** About this task **
Only the lines that contain the string "glyph" belong in the answer; pull them from the records.

** Extracted records **
========================================================================
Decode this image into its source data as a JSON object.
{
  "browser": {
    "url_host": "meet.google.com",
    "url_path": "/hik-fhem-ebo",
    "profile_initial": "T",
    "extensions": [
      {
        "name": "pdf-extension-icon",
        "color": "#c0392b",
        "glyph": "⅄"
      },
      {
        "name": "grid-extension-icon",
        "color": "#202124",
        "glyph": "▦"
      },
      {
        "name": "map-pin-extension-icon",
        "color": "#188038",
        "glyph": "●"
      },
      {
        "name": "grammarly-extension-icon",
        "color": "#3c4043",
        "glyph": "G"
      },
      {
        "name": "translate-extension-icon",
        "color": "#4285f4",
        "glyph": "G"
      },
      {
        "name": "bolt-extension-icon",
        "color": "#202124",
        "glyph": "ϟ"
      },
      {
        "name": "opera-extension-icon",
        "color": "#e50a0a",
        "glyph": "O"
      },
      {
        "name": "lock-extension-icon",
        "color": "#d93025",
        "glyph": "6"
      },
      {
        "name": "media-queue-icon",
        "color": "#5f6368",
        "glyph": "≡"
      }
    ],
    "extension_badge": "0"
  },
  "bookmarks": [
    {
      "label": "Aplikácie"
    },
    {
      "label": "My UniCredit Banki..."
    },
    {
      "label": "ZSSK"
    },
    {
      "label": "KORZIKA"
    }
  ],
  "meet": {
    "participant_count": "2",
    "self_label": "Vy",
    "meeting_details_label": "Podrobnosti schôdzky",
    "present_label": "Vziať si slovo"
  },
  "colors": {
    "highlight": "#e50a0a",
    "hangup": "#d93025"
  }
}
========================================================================
** Written response **
        "glyph": "⅄"
        "glyph": "▦"
        "glyph": "●"
        "glyph": "G"
        "glyph": "G"
        "glyph": "ϟ"
        "glyph": "O"
        "glyph": "6"
        "glyph": "≡"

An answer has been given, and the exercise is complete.